**ASSIGNED TASK**
Give back every record word for word, but keep the pictures out.

Start of INFORMATION GIVEN

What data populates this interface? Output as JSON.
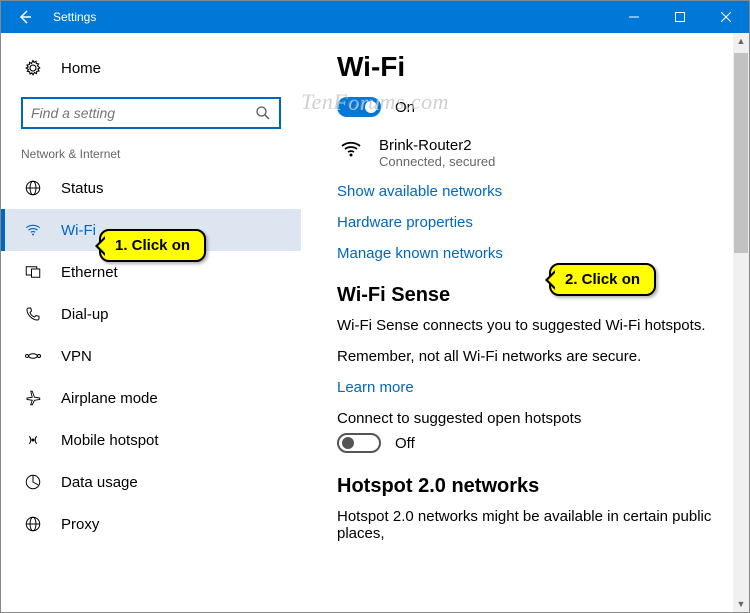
{
  "titlebar": {
    "title": "Settings"
  },
  "sidebar": {
    "home": "Home",
    "search_placeholder": "Find a setting",
    "category": "Network & Internet",
    "items": [
      {
        "label": "Status"
      },
      {
        "label": "Wi-Fi"
      },
      {
        "label": "Ethernet"
      },
      {
        "label": "Dial-up"
      },
      {
        "label": "VPN"
      },
      {
        "label": "Airplane mode"
      },
      {
        "label": "Mobile hotspot"
      },
      {
        "label": "Data usage"
      },
      {
        "label": "Proxy"
      }
    ]
  },
  "main": {
    "wifi_heading": "Wi-Fi",
    "wifi_on_label": "On",
    "network_name": "Brink-Router2",
    "network_status": "Connected, secured",
    "link_show": "Show available networks",
    "link_hw": "Hardware properties",
    "link_manage": "Manage known networks",
    "sense_heading": "Wi-Fi Sense",
    "sense_body": "Wi-Fi Sense connects you to suggested Wi-Fi hotspots.",
    "sense_note": "Remember, not all Wi-Fi networks are secure.",
    "learn_more": "Learn more",
    "connect_label": "Connect to suggested open hotspots",
    "connect_state": "Off",
    "hotspot20_heading": "Hotspot 2.0 networks",
    "hotspot20_body": "Hotspot 2.0 networks might be available in certain public places,"
  },
  "annotations": {
    "callout1": "1. Click on",
    "callout2": "2. Click on"
  },
  "watermark": "TenForums.com"
}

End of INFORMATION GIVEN

**OUTPUT OF THE EXERCISE**
What data populates this interface? Output as JSON.
{
  "titlebar": {
    "title": "Settings"
  },
  "sidebar": {
    "home": "Home",
    "search_placeholder": "Find a setting",
    "category": "Network & Internet",
    "items": [
      {
        "label": "Status"
      },
      {
        "label": "Wi-Fi"
      },
      {
        "label": "Ethernet"
      },
      {
        "label": "Dial-up"
      },
      {
        "label": "VPN"
      },
      {
        "label": "Airplane mode"
      },
      {
        "label": "Mobile hotspot"
      },
      {
        "label": "Data usage"
      },
      {
        "label": "Proxy"
      }
    ]
  },
  "main": {
    "wifi_heading": "Wi-Fi",
    "wifi_on_label": "On",
    "network_name": "Brink-Router2",
    "network_status": "Connected, secured",
    "link_show": "Show available networks",
    "link_hw": "Hardware properties",
    "link_manage": "Manage known networks",
    "sense_heading": "Wi-Fi Sense",
    "sense_body": "Wi-Fi Sense connects you to suggested Wi-Fi hotspots.",
    "sense_note": "Remember, not all Wi-Fi networks are secure.",
    "learn_more": "Learn more",
    "connect_label": "Connect to suggested open hotspots",
    "connect_state": "Off",
    "hotspot20_heading": "Hotspot 2.0 networks",
    "hotspot20_body": "Hotspot 2.0 networks might be available in certain public places,"
  },
  "annotations": {
    "callout1": "1. Click on",
    "callout2": "2. Click on"
  },
  "watermark": "TenForums.com"
}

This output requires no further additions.